Looming YPG advance to stir new refugee wave
The main fighting Kurdish force, the People’s Protection Units (YPG), the armed wing of the Democratic Union Party (PYD), is set to lay a siege on Tel Abyad from three fronts, leading to expectations of another looming intense confrontation with ISIL.
Already raging clashes have placed Akçakale on knife’s edge, prompting prompting fears of a new refugee exodus. Battered by overcrowding and an endless refugee flux, the town is also set to face another risk: Arab-Kurdish fighting on the Turkish side of the border given the increasing tensions among communities. The growing support for the YPG in Turkey will force Akçakale residents to revisit their approach to ISIL.
Gendarmerie acknowledges ‘deadly’ weapons found on MİT trucks
The Birgün report came at a time when Turkey is still discussing the role of the Turkish Intelligence Organization (MİT) in transporting and arming ISIL fighters.
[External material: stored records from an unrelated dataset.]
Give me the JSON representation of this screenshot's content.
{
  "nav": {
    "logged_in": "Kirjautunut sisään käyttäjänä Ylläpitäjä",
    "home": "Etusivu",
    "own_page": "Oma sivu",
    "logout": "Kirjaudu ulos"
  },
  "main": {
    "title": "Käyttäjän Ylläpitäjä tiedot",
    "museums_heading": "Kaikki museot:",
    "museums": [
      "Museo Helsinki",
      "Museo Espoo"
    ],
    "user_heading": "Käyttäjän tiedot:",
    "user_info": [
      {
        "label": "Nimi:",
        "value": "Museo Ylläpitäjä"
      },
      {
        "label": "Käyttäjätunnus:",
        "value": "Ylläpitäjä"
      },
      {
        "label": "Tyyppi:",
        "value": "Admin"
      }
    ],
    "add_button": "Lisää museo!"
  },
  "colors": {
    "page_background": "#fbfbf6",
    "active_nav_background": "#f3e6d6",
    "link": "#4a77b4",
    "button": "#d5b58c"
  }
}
Ballistic analysis reports of the weapons found in trucks owned by MİT that were stopped by investigators during a raid in January of 2014 have both acknowledged and documented the existence of weapons.
The report prepared by the Gendarmerie General Command four days after the investigation into the trucks took place states the weapons as being “able to explode on impact or with delay.” The report also noted that the arms could be deadly or injurious towards living things, destructive against non-living things and are classified as a weapon according to the Turkish Penal Code (TCK).
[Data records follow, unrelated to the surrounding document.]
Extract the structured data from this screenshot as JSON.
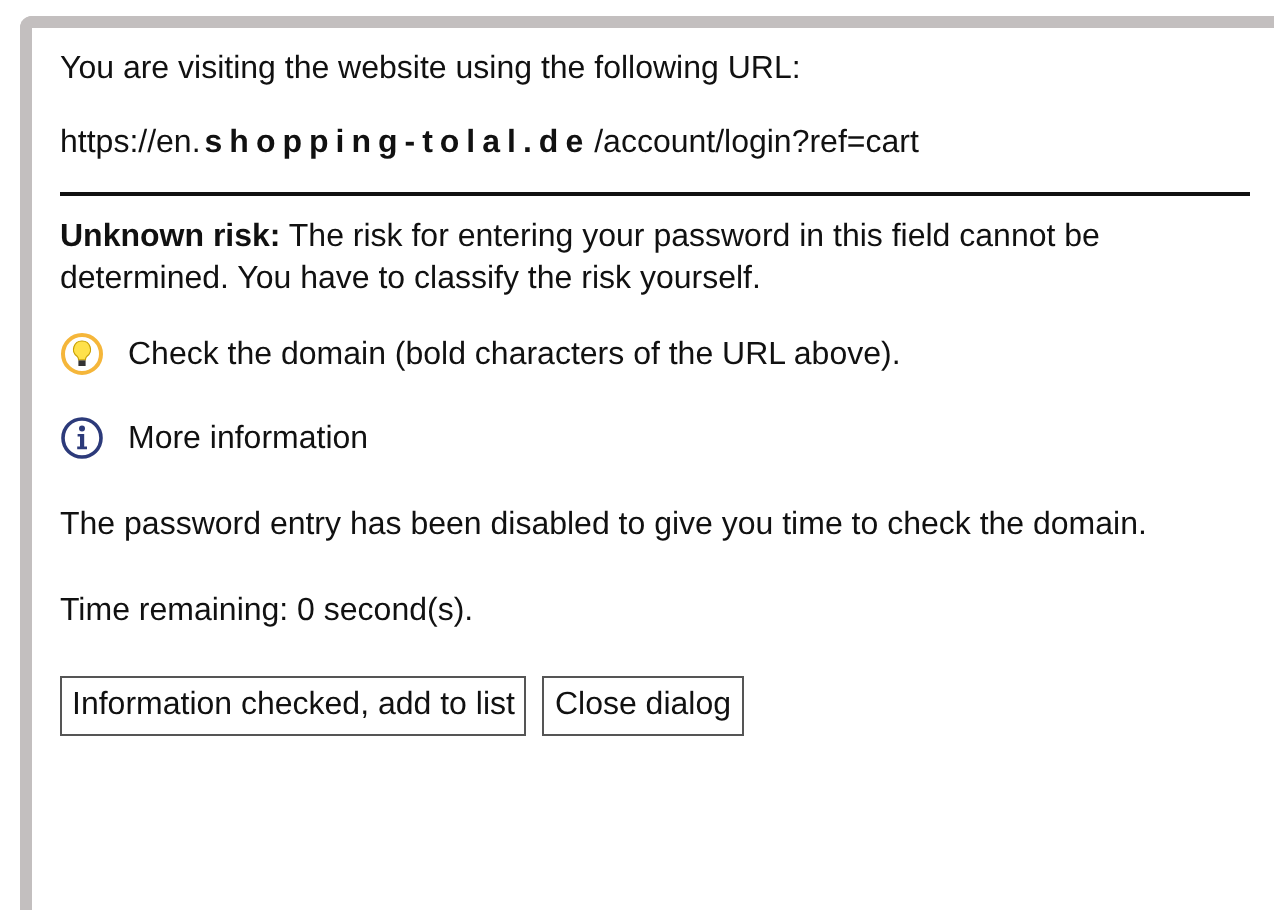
{
  "intro": "You are visiting the website using the following URL:",
  "url": {
    "prefix": "https://en.",
    "domain": "shopping-tolal.de",
    "path": "/account/login?ref=cart"
  },
  "risk_text": "**Unknown risk:** The risk for entering your password in this field cannot be determined. You have to classify the risk yourself.",
  "hints": [
    {
      "kind": "tip",
      "text": "Check the domain (bold characters of the URL above)."
    },
    {
      "kind": "info",
      "text": "More information"
    }
  ],
  "disabled_note": "The password entry has been disabled to give you time to check the domain.",
  "time_remaining": "Time remaining: 0 second(s).",
  "buttons": [
    "Information checked, add to list",
    "Close dialog"
  ]
}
The report signed by Sgt. Maj. Celalettin Bardakçı, a bomb disposal expert and authorized by Celal Kara, the former public prosecutor who was in charge of the investigation, was compiled on the bullets and small missile warheads found in the trailers of the trucks. The larger components of the weapons such as rocket-propelled grenades could not be analyzed as they could not be transported to Ankara.
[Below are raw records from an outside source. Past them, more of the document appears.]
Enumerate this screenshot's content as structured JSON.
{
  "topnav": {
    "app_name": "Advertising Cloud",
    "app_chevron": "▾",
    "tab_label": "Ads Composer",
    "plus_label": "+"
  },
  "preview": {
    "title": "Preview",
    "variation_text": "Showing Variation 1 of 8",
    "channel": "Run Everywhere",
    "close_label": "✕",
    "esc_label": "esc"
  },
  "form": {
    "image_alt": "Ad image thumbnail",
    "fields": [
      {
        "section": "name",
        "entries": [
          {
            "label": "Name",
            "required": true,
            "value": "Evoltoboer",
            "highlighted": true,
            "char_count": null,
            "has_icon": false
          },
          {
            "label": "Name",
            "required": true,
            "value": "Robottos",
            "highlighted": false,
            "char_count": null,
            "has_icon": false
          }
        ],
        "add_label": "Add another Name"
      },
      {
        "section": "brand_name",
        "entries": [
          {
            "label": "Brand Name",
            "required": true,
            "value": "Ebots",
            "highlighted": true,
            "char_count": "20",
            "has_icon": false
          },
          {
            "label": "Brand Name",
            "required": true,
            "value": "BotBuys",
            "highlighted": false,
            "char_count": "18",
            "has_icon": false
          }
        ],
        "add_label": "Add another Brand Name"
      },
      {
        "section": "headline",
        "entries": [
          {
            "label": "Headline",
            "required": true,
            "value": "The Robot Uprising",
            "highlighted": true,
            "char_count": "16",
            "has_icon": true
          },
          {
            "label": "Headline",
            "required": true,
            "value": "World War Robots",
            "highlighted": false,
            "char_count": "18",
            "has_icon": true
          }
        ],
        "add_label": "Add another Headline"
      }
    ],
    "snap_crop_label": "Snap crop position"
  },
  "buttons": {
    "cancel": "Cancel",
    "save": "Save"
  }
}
Four of the prosecutors and one of the commanders were imprisoned in early May in connection with the investigation of the trucks. Earlier this month the top judicial body formally cleared the way for legal proceedings to begin against five prosecutors and three gendarmerie commanders who were involved in the search of Syria-bound trucks in January of 2014.
The 2nd Chamber of the Supreme Board of Judges and Prosecutors (HSYK) allowed the prosecution of former Adana Chief Public Prosecutor Süleyman Bağrıyanık, former Adana Deputy Chief Public Prosecutor Ahmet Karaca and Adana prosecutors Aziz Takçı, Özcan Şişman and Yaşar Kavalcıoğlu. It also ruled to investigate Gendarmerie Commanders Col. Özkan Çokay, Erdal Yılmaz and Kubilay Ayvaz.
Bağrıyanık, Karaca, Takçı and Şişman as well as former Adana provincial gendarmerie commander Col. Çokay were imprisoned in early May on charges of “attempting to topple or incapacitate the Turkish government through the use of force or coercion and exposing information regarding the security and political activities of the state” in connection with the search of what turned out to be weapon-filled trucks being operated by the MİT.